-- What you have to do --
Write out the entries below once more, exactly.

-- Input data --
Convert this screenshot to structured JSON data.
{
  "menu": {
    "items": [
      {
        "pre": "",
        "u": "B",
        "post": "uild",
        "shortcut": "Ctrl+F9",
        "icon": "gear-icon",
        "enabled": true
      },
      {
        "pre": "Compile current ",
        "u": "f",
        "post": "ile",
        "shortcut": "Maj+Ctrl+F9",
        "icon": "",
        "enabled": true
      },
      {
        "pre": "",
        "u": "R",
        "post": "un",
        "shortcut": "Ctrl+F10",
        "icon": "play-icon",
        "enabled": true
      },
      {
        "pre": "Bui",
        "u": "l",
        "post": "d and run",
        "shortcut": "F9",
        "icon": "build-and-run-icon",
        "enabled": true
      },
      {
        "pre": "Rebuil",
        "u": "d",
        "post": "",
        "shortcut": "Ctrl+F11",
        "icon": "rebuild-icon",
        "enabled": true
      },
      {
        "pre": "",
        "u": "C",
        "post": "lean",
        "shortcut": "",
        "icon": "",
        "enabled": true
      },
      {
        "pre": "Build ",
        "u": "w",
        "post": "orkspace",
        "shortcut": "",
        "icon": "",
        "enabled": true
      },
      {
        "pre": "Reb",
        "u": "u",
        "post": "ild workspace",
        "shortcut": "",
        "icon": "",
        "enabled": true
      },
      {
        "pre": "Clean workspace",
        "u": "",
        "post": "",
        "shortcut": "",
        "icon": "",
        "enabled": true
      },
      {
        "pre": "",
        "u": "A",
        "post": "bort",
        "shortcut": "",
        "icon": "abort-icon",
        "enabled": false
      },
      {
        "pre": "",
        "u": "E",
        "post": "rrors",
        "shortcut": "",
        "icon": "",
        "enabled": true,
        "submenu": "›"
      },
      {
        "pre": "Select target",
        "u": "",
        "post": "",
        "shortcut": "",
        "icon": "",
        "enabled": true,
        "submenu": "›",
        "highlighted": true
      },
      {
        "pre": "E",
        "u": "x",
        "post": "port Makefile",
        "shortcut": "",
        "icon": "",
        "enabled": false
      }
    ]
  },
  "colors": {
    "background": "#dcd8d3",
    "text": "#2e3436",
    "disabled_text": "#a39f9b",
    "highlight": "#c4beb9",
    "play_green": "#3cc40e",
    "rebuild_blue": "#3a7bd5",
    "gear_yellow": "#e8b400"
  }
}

-- Exercise solution --
Convert this screenshot to structured JSON data.
{
  "menu": {
    "items": [
      {
        "pre": "",
        "u": "B",
        "post": "uild",
        "shortcut": "Ctrl+F9",
        "icon": "gear-icon",
        "enabled": true
      },
      {
        "pre": "Compile current ",
        "u": "f",
        "post": "ile",
        "shortcut": "Maj+Ctrl+F9",
        "icon": "",
        "enabled": true
      },
      {
        "pre": "",
        "u": "R",
        "post": "un",
        "shortcut": "Ctrl+F10",
        "icon": "play-icon",
        "enabled": true
      },
      {
        "pre": "Bui",
        "u": "l",
        "post": "d and run",
        "shortcut": "F9",
        "icon": "build-and-run-icon",
        "enabled": true
      },
      {
        "pre": "Rebuil",
        "u": "d",
        "post": "",
        "shortcut": "Ctrl+F11",
        "icon": "rebuild-icon",
        "enabled": true
      },
      {
        "pre": "",
        "u": "C",
        "post": "lean",
        "shortcut": "",
        "icon": "",
        "enabled": true
      },
      {
        "pre": "Build ",
        "u": "w",
        "post": "orkspace",
        "shortcut": "",
        "icon": "",
        "enabled": true
      },
      {
        "pre": "Reb",
        "u": "u",
        "post": "ild workspace",
        "shortcut": "",
        "icon": "",
        "enabled": true
      },
      {
        "pre": "Clean workspace",
        "u": "",
        "post": "",
        "shortcut": "",
        "icon": "",
        "enabled": true
      },
      {
        "pre": "",
        "u": "A",
        "post": "bort",
        "shortcut": "",
        "icon": "abort-icon",
        "enabled": false
      },
      {
        "pre": "",
        "u": "E",
        "post": "rrors",
        "shortcut": "",
        "icon": "",
        "enabled": true,
        "submenu": "›"
      },
      {
        "pre": "Select target",
        "u": "",
        "post": "",
        "shortcut": "",
        "icon": "",
        "enabled": true,
        "submenu": "›",
        "highlighted": true
      },
      {
        "pre": "E",
        "u": "x",
        "post": "port Makefile",
        "shortcut": "",
        "icon": "",
        "enabled": false
      }
    ]
  },
  "colors": {
    "background": "#dcd8d3",
    "text": "#2e3436",
    "disabled_text": "#a39f9b",
    "highlight": "#c4beb9",
    "play_green": "#3cc40e",
    "rebuild_blue": "#3a7bd5",
    "gear_yellow": "#e8b400"
  }
}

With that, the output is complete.